Taiwanese authorities forced the evacuations of over 600 residents along coastal areas.  Flights to the island have been cancelled and all schools and public offices and facilities will be closed.

The storm is drawing comparisons to 2009’s Typhoon Morakot that killed 700 people and caused over $3 billion in damage.

Chinese officials have started evacuations from the coastal province of Fujian where the storm is expected to hit after crossing over Taiwan.

I Am Somebody!

I wondered why somebody didn’t do something. Then I realized, I am somebody. ~Author Unknown

I’ve heard so many people say that this task of getting prepared for disasters is just too much for them.
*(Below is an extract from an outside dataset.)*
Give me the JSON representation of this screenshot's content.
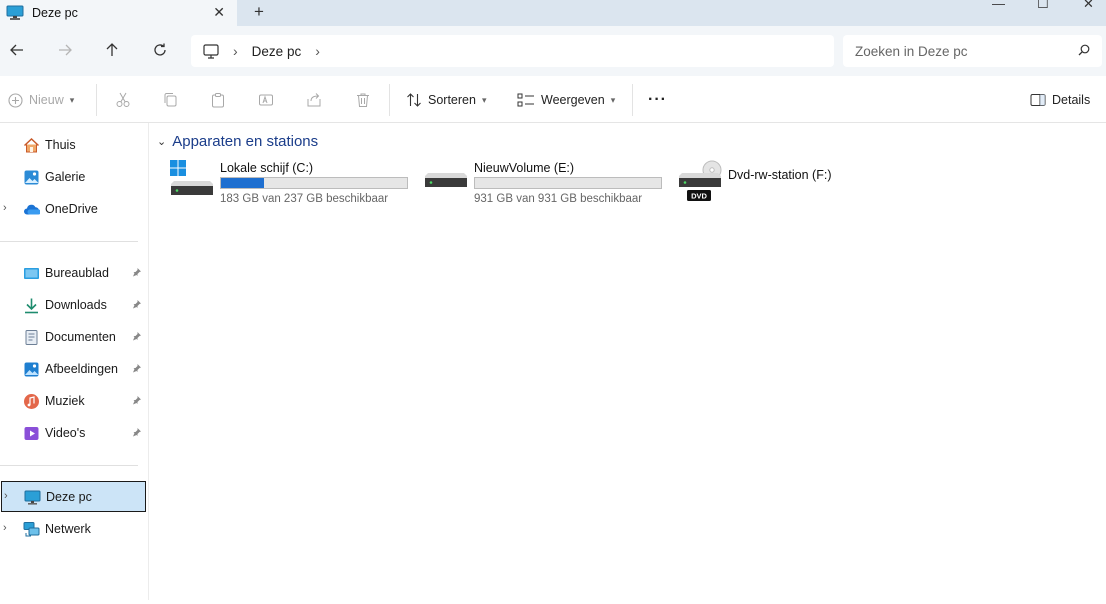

Some have no support or backing whatsoever from anyone in their family, and consider it a daunting task to go it alone. Some have made a gallant start and then run into resistance by financial circumstances or other situations beyond their control. Some wouldn’t be caught dead (pun unintended) prepping, afraid that others would think they were really “out there.” And others have good intentions to do it someday.

But recently, those who have never been preppers before are starting to get prepared now. There’s something going on in people’s hearts that tells them it’s time and no more procrastinating!   Continue reading

Hurricane Isaac Strikes New Orleans Exactly Seven Years After Katrina

On the seventh anniversary of the catastrophic Hurricane Katrina, the less powerful Hurricane Isaac is hitting New Orleans. However, Isaac has already breached one levee in the city causing flooding of hundreds of homes.

The storm currently is maintaining sustained winds of 80 miles per hour.

Plaquemines Parish spokeswoman Caitlin Campbell said water is currently running over an 18-mile stretch of levee. The storm made landfall in their Parish and then went back out to sea before touching down further west to hit the city a second time. Continue reading